### What you have to do
The records below must be copied out completely and exactly.
(Information supplied begins)
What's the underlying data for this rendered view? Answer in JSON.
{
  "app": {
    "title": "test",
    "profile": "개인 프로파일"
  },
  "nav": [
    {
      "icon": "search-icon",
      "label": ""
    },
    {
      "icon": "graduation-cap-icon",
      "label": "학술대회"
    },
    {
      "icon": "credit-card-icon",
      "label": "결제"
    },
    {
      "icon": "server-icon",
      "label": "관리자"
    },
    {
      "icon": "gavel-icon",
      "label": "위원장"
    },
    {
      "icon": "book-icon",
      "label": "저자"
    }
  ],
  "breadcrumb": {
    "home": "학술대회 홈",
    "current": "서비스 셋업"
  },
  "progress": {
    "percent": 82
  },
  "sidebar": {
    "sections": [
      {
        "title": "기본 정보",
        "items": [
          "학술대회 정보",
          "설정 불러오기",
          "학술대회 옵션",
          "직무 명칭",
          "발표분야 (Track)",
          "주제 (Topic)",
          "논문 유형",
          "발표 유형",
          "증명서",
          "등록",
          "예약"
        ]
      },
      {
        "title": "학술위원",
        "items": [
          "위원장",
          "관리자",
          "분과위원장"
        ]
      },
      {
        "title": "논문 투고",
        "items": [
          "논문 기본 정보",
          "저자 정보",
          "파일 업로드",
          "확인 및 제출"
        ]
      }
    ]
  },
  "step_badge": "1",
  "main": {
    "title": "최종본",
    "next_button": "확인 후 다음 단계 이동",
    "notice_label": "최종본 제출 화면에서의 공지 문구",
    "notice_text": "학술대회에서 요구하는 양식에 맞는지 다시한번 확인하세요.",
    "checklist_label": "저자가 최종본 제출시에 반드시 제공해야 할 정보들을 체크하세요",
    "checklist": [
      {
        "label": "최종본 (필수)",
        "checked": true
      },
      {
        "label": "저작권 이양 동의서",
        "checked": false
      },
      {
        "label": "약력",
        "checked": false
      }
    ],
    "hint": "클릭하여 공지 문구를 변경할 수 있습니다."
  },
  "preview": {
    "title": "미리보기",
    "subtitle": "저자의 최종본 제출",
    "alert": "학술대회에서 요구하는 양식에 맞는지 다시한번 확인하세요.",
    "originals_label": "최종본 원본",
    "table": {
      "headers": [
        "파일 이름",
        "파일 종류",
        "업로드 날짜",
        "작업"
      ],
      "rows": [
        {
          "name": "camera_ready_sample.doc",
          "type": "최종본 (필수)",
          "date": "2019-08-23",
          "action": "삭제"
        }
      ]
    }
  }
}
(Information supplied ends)
### Solution
What's the underlying data for this rendered view? Answer in JSON.
{
  "app": {
    "title": "test",
    "profile": "개인 프로파일"
  },
  "nav": [
    {
      "icon": "search-icon",
      "label": ""
    },
    {
      "icon": "graduation-cap-icon",
      "label": "학술대회"
    },
    {
      "icon": "credit-card-icon",
      "label": "결제"
    },
    {
      "icon": "server-icon",
      "label": "관리자"
    },
    {
      "icon": "gavel-icon",
      "label": "위원장"
    },
    {
      "icon": "book-icon",
      "label": "저자"
    }
  ],
  "breadcrumb": {
    "home": "학술대회 홈",
    "current": "서비스 셋업"
  },
  "progress": {
    "percent": 82
  },
  "sidebar": {
    "sections": [
      {
        "title": "기본 정보",
        "items": [
          "학술대회 정보",
          "설정 불러오기",
          "학술대회 옵션",
          "직무 명칭",
          "발표분야 (Track)",
          "주제 (Topic)",
          "논문 유형",
          "발표 유형",
          "증명서",
          "등록",
          "예약"
        ]
      },
      {
        "title": "학술위원",
        "items": [
          "위원장",
          "관리자",
          "분과위원장"
        ]
      },
      {
        "title": "논문 투고",
        "items": [
          "논문 기본 정보",
          "저자 정보",
          "파일 업로드",
          "확인 및 제출"
        ]
      }
    ]
  },
  "step_badge": "1",
  "main": {
    "title": "최종본",
    "next_button": "확인 후 다음 단계 이동",
    "notice_label": "최종본 제출 화면에서의 공지 문구",
    "notice_text": "학술대회에서 요구하는 양식에 맞는지 다시한번 확인하세요.",
    "checklist_label": "저자가 최종본 제출시에 반드시 제공해야 할 정보들을 체크하세요",
    "checklist": [
      {
        "label": "최종본 (필수)",
        "checked": true
      },
      {
        "label": "저작권 이양 동의서",
        "checked": false
      },
      {
        "label": "약력",
        "checked": false
      }
    ],
    "hint": "클릭하여 공지 문구를 변경할 수 있습니다."
  },
  "preview": {
    "title": "미리보기",
    "subtitle": "저자의 최종본 제출",
    "alert": "학술대회에서 요구하는 양식에 맞는지 다시한번 확인하세요.",
    "originals_label": "최종본 원본",
    "table": {
      "headers": [
        "파일 이름",
        "파일 종류",
        "업로드 날짜",
        "작업"
      ],
      "rows": [
        {
          "name": "camera_ready_sample.doc",
          "type": "최종본 (필수)",
          "date": "2019-08-23",
          "action": "삭제"
        }
      ]
    }
  }
}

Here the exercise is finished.